Evidence-based psychological interventions for posttraumatic stress disorder (PTSD) are available in specialized settings, but adequate care in primary care is often lacking. The aim of this systematic review was to determine the effectiveness of psychological interventions for PTSD involving primary care physicians (PCPs) and to characterize these interventions as well as their providers.
A systematic review and meta-analyses of randomized controlled trials (RCTs). Primary outcome were symptoms of PTSD.
Four RCTs with a total of 774 patients suffering from PTSD symptoms were included, all applying cognitive behavioural based interventions. Three studies with psychological interventions being conducted by case managers were pooled in a meta-analysis.
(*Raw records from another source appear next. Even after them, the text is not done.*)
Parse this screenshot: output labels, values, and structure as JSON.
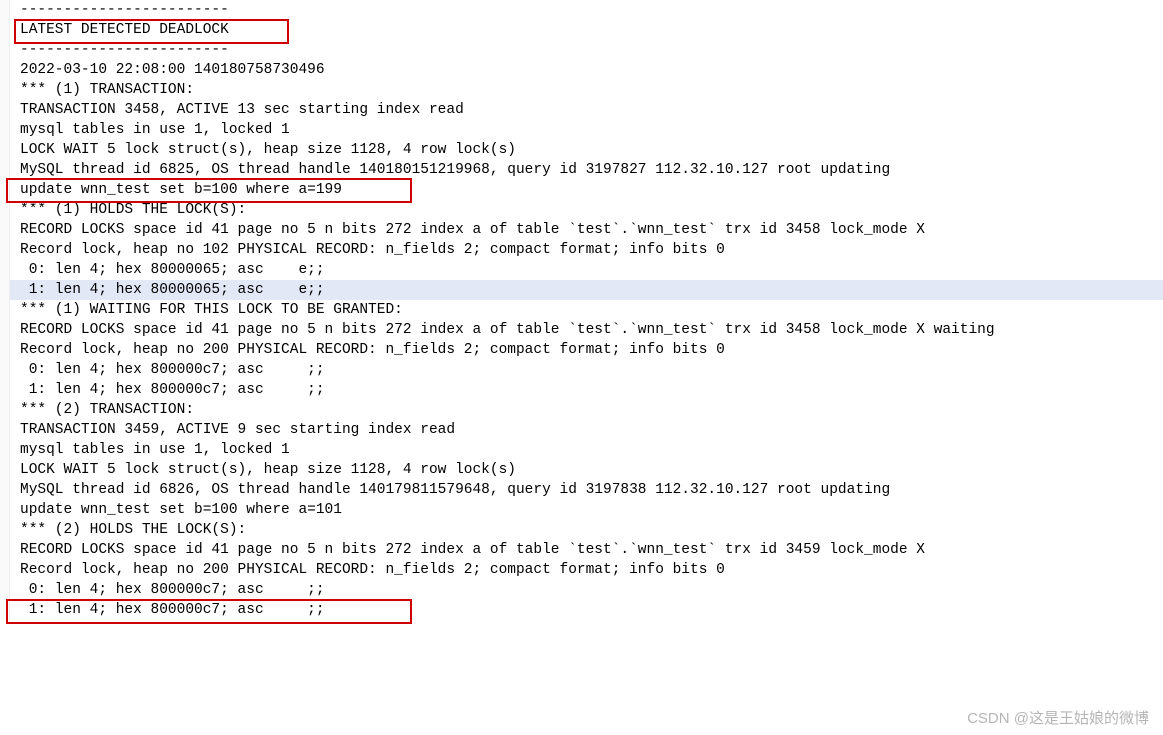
{
  "watermark": "CSDN @这是王姑娘的微博",
  "lines": [
    {
      "hl": false,
      "text": "------------------------"
    },
    {
      "hl": false,
      "text": "LATEST DETECTED DEADLOCK"
    },
    {
      "hl": false,
      "text": "------------------------"
    },
    {
      "hl": false,
      "text": "2022-03-10 22:08:00 140180758730496"
    },
    {
      "hl": false,
      "text": "*** (1) TRANSACTION:"
    },
    {
      "hl": false,
      "text": "TRANSACTION 3458, ACTIVE 13 sec starting index read"
    },
    {
      "hl": false,
      "text": "mysql tables in use 1, locked 1"
    },
    {
      "hl": false,
      "text": "LOCK WAIT 5 lock struct(s), heap size 1128, 4 row lock(s)"
    },
    {
      "hl": false,
      "text": "MySQL thread id 6825, OS thread handle 140180151219968, query id 3197827 112.32.10.127 root updating"
    },
    {
      "hl": false,
      "text": "update wnn_test set b=100 where a=199"
    },
    {
      "hl": false,
      "text": ""
    },
    {
      "hl": false,
      "text": "*** (1) HOLDS THE LOCK(S):"
    },
    {
      "hl": false,
      "text": "RECORD LOCKS space id 41 page no 5 n bits 272 index a of table `test`.`wnn_test` trx id 3458 lock_mode X"
    },
    {
      "hl": false,
      "text": "Record lock, heap no 102 PHYSICAL RECORD: n_fields 2; compact format; info bits 0"
    },
    {
      "hl": false,
      "text": " 0: len 4; hex 80000065; asc    e;;"
    },
    {
      "hl": true,
      "text": " 1: len 4; hex 80000065; asc    e;;"
    },
    {
      "hl": false,
      "text": ""
    },
    {
      "hl": false,
      "text": ""
    },
    {
      "hl": false,
      "text": "*** (1) WAITING FOR THIS LOCK TO BE GRANTED:"
    },
    {
      "hl": false,
      "text": "RECORD LOCKS space id 41 page no 5 n bits 272 index a of table `test`.`wnn_test` trx id 3458 lock_mode X waiting"
    },
    {
      "hl": false,
      "text": "Record lock, heap no 200 PHYSICAL RECORD: n_fields 2; compact format; info bits 0"
    },
    {
      "hl": false,
      "text": " 0: len 4; hex 800000c7; asc     ;;"
    },
    {
      "hl": false,
      "text": " 1: len 4; hex 800000c7; asc     ;;"
    },
    {
      "hl": false,
      "text": ""
    },
    {
      "hl": false,
      "text": ""
    },
    {
      "hl": false,
      "text": "*** (2) TRANSACTION:"
    },
    {
      "hl": false,
      "text": "TRANSACTION 3459, ACTIVE 9 sec starting index read"
    },
    {
      "hl": false,
      "text": "mysql tables in use 1, locked 1"
    },
    {
      "hl": false,
      "text": "LOCK WAIT 5 lock struct(s), heap size 1128, 4 row lock(s)"
    },
    {
      "hl": false,
      "text": "MySQL thread id 6826, OS thread handle 140179811579648, query id 3197838 112.32.10.127 root updating"
    },
    {
      "hl": false,
      "text": "update wnn_test set b=100 where a=101"
    },
    {
      "hl": false,
      "text": ""
    },
    {
      "hl": false,
      "text": "*** (2) HOLDS THE LOCK(S):"
    },
    {
      "hl": false,
      "text": "RECORD LOCKS space id 41 page no 5 n bits 272 index a of table `test`.`wnn_test` trx id 3459 lock_mode X"
    },
    {
      "hl": false,
      "text": "Record lock, heap no 200 PHYSICAL RECORD: n_fields 2; compact format; info bits 0"
    },
    {
      "hl": false,
      "text": " 0: len 4; hex 800000c7; asc     ;;"
    },
    {
      "hl": false,
      "text": " 1: len 4; hex 800000c7; asc     ;;"
    }
  ]
}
Interventions were not effective in the short term (0-6 months; SMD, - 0.1; 95% CI, - 0.24-0.04; I = 0%). Only two studies contributed to the meta-analysis for long term (12-18 months) outcomes yielding a small effect (SMD, - 0.23; 95% CI, - 0.38- -0.08; I = 0%).
Psychological interventions for PTSD in primary care settings may be effective in the long term but number and quality of included studies was limited so the results should be interpreted with caution.

References

PubMed